▸ Task requirements
Counting only lines that contain "time", state the total found in the material below. Add nothing else.

**** Extracted records

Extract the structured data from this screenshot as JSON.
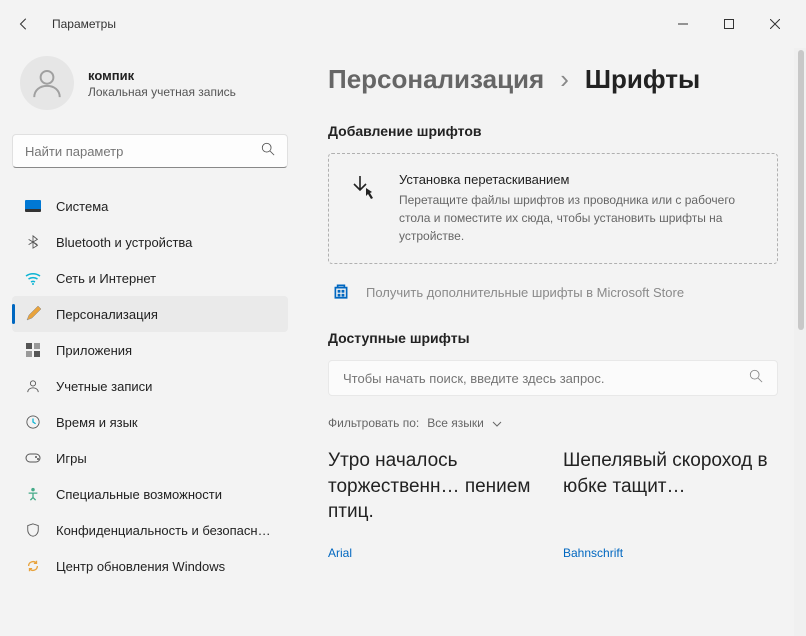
{
  "window": {
    "title": "Параметры"
  },
  "user": {
    "name": "компик",
    "sub": "Локальная учетная запись"
  },
  "search": {
    "placeholder": "Найти параметр"
  },
  "nav": [
    {
      "label": "Система"
    },
    {
      "label": "Bluetooth и устройства"
    },
    {
      "label": "Сеть и Интернет"
    },
    {
      "label": "Персонализация"
    },
    {
      "label": "Приложения"
    },
    {
      "label": "Учетные записи"
    },
    {
      "label": "Время и язык"
    },
    {
      "label": "Игры"
    },
    {
      "label": "Специальные возможности"
    },
    {
      "label": "Конфиденциальность и безопасность"
    },
    {
      "label": "Центр обновления Windows"
    }
  ],
  "breadcrumb": {
    "parent": "Персонализация",
    "sep": "›",
    "current": "Шрифты"
  },
  "add": {
    "heading": "Добавление шрифтов",
    "drop_title": "Установка перетаскиванием",
    "drop_desc": "Перетащите файлы шрифтов из проводника или с рабочего стола и поместите их сюда, чтобы установить шрифты на устройстве.",
    "store": "Получить дополнительные шрифты в Microsoft Store"
  },
  "available": {
    "heading": "Доступные шрифты",
    "search_placeholder": "Чтобы начать поиск, введите здесь запрос.",
    "filter_label": "Фильтровать по:",
    "filter_value": "Все языки"
  },
  "fonts": [
    {
      "sample": "Утро началось торжественн… пением птиц.",
      "name": "Arial"
    },
    {
      "sample": "Шепелявый скороход в юбке тащит…",
      "name": "Bahnschrift"
    }
  ]
}
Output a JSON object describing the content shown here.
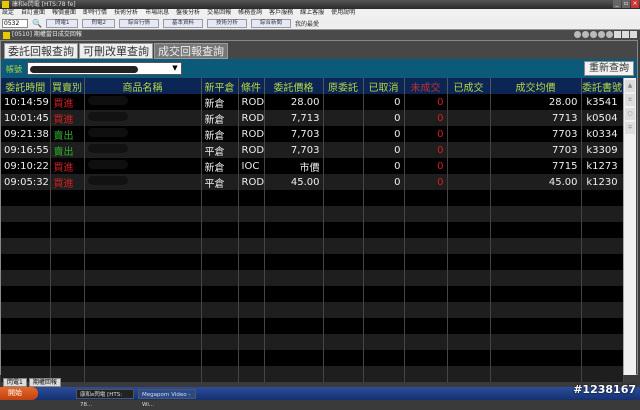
{
  "app": {
    "title": "康和e閃電 [HTS:78 fe]"
  },
  "menu": [
    "設定",
    "自訂畫面",
    "報價畫面",
    "即時行情",
    "技術分析",
    "市場訊息",
    "盤後分析",
    "交易回報",
    "帳務查詢",
    "客戶服務",
    "線上客服",
    "使用說明"
  ],
  "toolbar": {
    "code": "0532",
    "buttons": [
      "閃電1",
      "閃電2",
      "綜合行情",
      "基本資料",
      "技術分析",
      "綜合新聞"
    ],
    "favorite": "我的最愛"
  },
  "window": {
    "title": "[0510] 期權當日成交回報"
  },
  "tabs": [
    "委託回報查詢",
    "可刪改單查詢",
    "成交回報查詢"
  ],
  "account": {
    "label": "帳號",
    "refresh": "重新查詢"
  },
  "columns": [
    "委託時間",
    "買賣別",
    "商品名稱",
    "新平倉",
    "條件",
    "委託價格",
    "原委託",
    "已取消",
    "未成交",
    "已成交",
    "成交均價",
    "委託書號"
  ],
  "rows": [
    {
      "time": "10:14:59",
      "side": "買進",
      "oc": "新倉",
      "cond": "ROD",
      "price": "28.00",
      "cancel": "0",
      "unfilled": "0",
      "avg": "28.00",
      "no": "k3541"
    },
    {
      "time": "10:01:45",
      "side": "買進",
      "oc": "新倉",
      "cond": "ROD",
      "price": "7,713",
      "cancel": "0",
      "unfilled": "0",
      "avg": "7713",
      "no": "k0504"
    },
    {
      "time": "09:21:38",
      "side": "賣出",
      "oc": "新倉",
      "cond": "ROD",
      "price": "7,703",
      "cancel": "0",
      "unfilled": "0",
      "avg": "7703",
      "no": "k0334"
    },
    {
      "time": "09:16:55",
      "side": "賣出",
      "oc": "平倉",
      "cond": "ROD",
      "price": "7,703",
      "cancel": "0",
      "unfilled": "0",
      "avg": "7703",
      "no": "k3309"
    },
    {
      "time": "09:10:22",
      "side": "買進",
      "oc": "新倉",
      "cond": "IOC",
      "price": "市價",
      "cancel": "0",
      "unfilled": "0",
      "avg": "7715",
      "no": "k1273"
    },
    {
      "time": "09:05:32",
      "side": "買進",
      "oc": "平倉",
      "cond": "ROD",
      "price": "45.00",
      "cancel": "0",
      "unfilled": "0",
      "avg": "45.00",
      "no": "k1230"
    }
  ],
  "bottom_tabs": [
    "閃電1",
    "期權回報"
  ],
  "taskbar": {
    "start": "開始",
    "tasks": [
      "康和e閃電 [HTS: 78...",
      "Megaporn Video - Wi..."
    ]
  },
  "watermark": "#1238167"
}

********

▸ Result of this task
6